Gary Boam, a vice president of the area’s Committee for Economic Growth, remembers standing in the mud left by the retreating water and thinking, ″My God, how can we come back? Can we come back?″

Thanks largely to more than $1 billion in federal and state aid, the decaying coal town was reborn with new sewer and water pipes, streets and buildings.

″I think the flood, in general, ended up being a beneficial event for the valley as a totality, but was a disaster, and it remains one, for many individuals,″ said Andrew Shaw Jr., who was executive director of the Flood Recovery Task Force.

Agnes, the first storm of the 1972 season, was a hurricane when it bashed Florida’s panhandle and moved north along the eastern seaboard. By the time it brought rain to Pennsylvania, Agnes had weakened to a tropical storm.

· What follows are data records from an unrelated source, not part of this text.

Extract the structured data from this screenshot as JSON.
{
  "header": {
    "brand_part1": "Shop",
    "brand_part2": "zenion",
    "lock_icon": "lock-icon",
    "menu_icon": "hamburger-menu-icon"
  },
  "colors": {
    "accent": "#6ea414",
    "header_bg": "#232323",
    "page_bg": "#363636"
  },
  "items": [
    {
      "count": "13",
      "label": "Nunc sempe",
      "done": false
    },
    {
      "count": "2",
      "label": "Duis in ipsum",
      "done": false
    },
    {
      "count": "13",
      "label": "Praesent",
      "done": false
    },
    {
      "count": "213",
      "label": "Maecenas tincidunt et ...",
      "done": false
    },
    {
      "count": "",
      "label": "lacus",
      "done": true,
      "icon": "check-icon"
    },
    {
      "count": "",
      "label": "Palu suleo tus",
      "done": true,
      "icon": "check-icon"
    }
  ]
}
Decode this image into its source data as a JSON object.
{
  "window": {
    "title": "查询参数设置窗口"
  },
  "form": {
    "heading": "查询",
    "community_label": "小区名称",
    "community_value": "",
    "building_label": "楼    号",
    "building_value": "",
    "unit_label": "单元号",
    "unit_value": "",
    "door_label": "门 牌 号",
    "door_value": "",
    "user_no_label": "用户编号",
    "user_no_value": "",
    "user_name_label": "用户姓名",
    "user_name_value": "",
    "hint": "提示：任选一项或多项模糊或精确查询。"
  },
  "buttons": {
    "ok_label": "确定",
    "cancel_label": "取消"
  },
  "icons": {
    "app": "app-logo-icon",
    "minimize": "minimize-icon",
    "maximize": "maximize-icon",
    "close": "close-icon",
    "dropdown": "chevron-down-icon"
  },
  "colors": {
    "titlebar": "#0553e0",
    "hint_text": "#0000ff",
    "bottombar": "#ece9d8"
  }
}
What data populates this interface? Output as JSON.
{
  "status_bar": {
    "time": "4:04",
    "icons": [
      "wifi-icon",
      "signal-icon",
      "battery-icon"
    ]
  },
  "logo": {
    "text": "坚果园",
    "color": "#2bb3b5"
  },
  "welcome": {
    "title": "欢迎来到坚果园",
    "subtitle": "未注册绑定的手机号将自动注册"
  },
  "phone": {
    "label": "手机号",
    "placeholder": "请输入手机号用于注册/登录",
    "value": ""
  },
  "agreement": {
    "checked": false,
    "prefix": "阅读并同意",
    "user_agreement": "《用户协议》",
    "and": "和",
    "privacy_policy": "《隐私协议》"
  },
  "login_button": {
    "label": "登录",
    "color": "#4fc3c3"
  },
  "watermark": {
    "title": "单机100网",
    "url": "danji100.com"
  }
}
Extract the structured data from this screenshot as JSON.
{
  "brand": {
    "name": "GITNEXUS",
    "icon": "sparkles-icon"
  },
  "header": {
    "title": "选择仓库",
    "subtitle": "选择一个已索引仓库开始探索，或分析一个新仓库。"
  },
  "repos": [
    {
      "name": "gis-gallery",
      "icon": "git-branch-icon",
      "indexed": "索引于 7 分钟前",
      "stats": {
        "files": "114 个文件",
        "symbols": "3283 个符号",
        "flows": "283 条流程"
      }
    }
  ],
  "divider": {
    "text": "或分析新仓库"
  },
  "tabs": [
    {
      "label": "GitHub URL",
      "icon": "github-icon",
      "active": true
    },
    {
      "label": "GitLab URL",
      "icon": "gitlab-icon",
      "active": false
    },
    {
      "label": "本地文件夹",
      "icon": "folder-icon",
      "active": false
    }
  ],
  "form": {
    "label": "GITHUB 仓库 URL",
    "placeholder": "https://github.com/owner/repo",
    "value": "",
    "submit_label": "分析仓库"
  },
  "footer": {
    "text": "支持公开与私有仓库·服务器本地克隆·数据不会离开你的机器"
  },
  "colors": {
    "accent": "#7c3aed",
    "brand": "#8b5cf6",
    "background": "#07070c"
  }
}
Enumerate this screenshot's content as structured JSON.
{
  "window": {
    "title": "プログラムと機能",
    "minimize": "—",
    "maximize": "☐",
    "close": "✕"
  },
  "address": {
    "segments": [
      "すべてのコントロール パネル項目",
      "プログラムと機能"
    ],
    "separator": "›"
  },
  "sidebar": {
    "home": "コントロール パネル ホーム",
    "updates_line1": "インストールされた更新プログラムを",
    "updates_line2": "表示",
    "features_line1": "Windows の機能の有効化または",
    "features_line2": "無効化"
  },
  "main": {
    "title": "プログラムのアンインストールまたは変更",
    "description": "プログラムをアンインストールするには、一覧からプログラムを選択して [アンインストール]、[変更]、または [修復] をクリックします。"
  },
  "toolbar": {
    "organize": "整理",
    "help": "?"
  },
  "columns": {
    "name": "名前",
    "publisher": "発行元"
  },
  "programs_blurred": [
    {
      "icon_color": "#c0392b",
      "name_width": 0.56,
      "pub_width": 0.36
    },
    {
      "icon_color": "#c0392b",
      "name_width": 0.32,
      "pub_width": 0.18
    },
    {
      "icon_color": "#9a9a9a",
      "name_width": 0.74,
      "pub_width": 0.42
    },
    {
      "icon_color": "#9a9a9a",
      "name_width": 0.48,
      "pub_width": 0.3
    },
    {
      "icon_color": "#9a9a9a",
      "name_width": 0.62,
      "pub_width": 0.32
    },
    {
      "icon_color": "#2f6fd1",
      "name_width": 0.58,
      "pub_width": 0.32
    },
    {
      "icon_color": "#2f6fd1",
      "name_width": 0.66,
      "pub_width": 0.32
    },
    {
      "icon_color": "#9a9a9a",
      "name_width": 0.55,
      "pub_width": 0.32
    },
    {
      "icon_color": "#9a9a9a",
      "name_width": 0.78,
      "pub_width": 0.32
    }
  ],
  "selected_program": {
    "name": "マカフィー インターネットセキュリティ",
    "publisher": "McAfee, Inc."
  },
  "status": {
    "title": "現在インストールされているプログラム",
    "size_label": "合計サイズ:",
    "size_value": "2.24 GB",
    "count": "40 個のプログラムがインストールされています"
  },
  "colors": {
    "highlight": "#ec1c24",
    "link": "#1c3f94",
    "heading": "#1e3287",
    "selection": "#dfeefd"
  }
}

The storm moved off, then reversed direction, stalling over New York and pouring rain into the headwaters of the Susquehanna.

″Agnes was no lady,″ said Milton Shapp, who was governor of Pennsylvania at the time. ″Ladies don’t hit and run.″

By the time the rain stopped, emergencies had been declared in all 67 counties. The Pennsylvania Emergency Management Agency reported that 49 people died in the four-day flood, 68,000 homes and 3,000 businesses were damaged and the total clean-up bill was $3.3 billion.

More than $1 billion of the damage was here in the Wyoming Valley. In Kingston, across the river from Wilkes-Barre, only 20 buildings escaped.

The flood was a high point in the career of the region’s flamboyant U.S. representative, Daniel J. Flood, who resigned in 1980 after pleading guilty to conspiracy to violate federal campaign laws.

″This is going to be one Flood against the other,″ said the congressman, who flew in from Washington to take command of recovery operations, though he had no legal authority to do so.

Flood, wielding his influence as chairman of the defense appropriations subcommittee, pulled strings to get what emergency workers needed.

″Dan Flood called at all hours,″ Shapp recalled. ″He’d sit there and ram things through like he was president of the United States.

″I gave him everything he ever asked for. I wasn’t going to stay up the rest of the night telling him no.″

After the disaster, Flood guided a recovery bill through Congress and helped persuade the Small Business Administration to make a unique loan program available to residents who needed to repair or replace homes. For the only time in its history, the SBA offered the loans at 1 percent interest and forgave the first $5,000 borrowed by each person.

Even with the liberal terms, the loans caused a hardship to a number of residents who had owned their homes outright and were suddenly saddled with mortgages.

″The flood has been a major force in the rebirth of Wilkes-Barre,″ said Boam. ″Without it, I suspect, Wilkes-Barre wouldn’t have come nearly as far.″

The dikes along the Susquehanna were made high enough to protect the city from flooding caused in 1975 by tropical storm Eloise, but heavy rains still prompt some residents to call Shaw for reassurance that the river will remain contained.

″The flood never leaves,″ he said.